As they moved into the Mozart, I began to think of what was going on here.  Here were a group of musicians who were willingly and eagerly following the direction of a puck-like director to interpret musical ideas from another time, using the resources at their disposal, to add their voices and their energy to follow the vision of the director as he almost danced that vision before us all to guide them to a place of harmony and beauty.

As I watched I began to think that this was a perfect expression of American democracy at its best. It was about community. It was about everyone willingly giving what they could and adding their voices and talents to create something that changed the energy of the community in a wonderful way.

Those with more financial resources added the funding to make it all possible.  Others gave of their time and energy to take care of the organization and the myriad of details and logistics. Still others gave what they could to support the venture. The young musicians gave of their talents and time, adding their musical voices to the process, and the director, Scott Yoo, added his vision and direction.

And it was all presented to the public as a gift. That was community and true democracy in action.

Bob Passi


A vision realized

The Lakes Area Chamber Music Festival has come to an end for this year.

Three years ago, Scott Lykins and Taylor Ward had a vision. They wanted to share their musical talents along with some of their friends from Eastman School of Music with our community.

They had about 100 people attend their first performance at Bethlehem Lutheran Church in Brainerd. Three years later the final concert at Tornstrom Auditorium on Sunday, Aug. 21 had 600 people in attendance. To say their vision has been a success is an understatement.

Thousands of volunteer hours have gone behind these six performances. One of the festival co-workers told me that he alone spent about 130 hours during these past two weeks. That doesn’t count the innumerable volunteer hours for those who provided meals, lodging, transportation, advertising, fundraising, program organizing and detail responsibilities.

About 60 musicians traveled many miles to attend the festival. The hours of practice by each of these performers to reach this high level of accomplishment simply would have too many zeros for me to estimate.

I personally would like to extend my thanks and gratitude to everyone who made a contribution making the 2011 Lakes Area Chamber Music Festival so amazingly fabulous.

Luann Rice
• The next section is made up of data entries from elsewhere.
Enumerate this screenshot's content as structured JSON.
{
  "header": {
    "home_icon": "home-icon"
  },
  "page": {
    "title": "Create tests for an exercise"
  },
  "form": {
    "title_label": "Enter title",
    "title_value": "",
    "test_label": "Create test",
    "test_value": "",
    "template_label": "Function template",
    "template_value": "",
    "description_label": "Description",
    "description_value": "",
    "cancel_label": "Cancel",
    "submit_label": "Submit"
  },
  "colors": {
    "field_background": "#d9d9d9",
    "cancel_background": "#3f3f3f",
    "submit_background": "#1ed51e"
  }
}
Becca Clemens
After graduating high school in 2004, I attended Central Lakes College in Staples, MN for 2 years where I got a diploma in Communication Art and Design. I then transfered up to Bemidji State University in, you guessed it, Bemidji, MN. In the spring of 2009, I graduated from BSU. Then in the fall of 2009 I got a job at Echo Publishing, a sister company to the Brainerd Dispatch.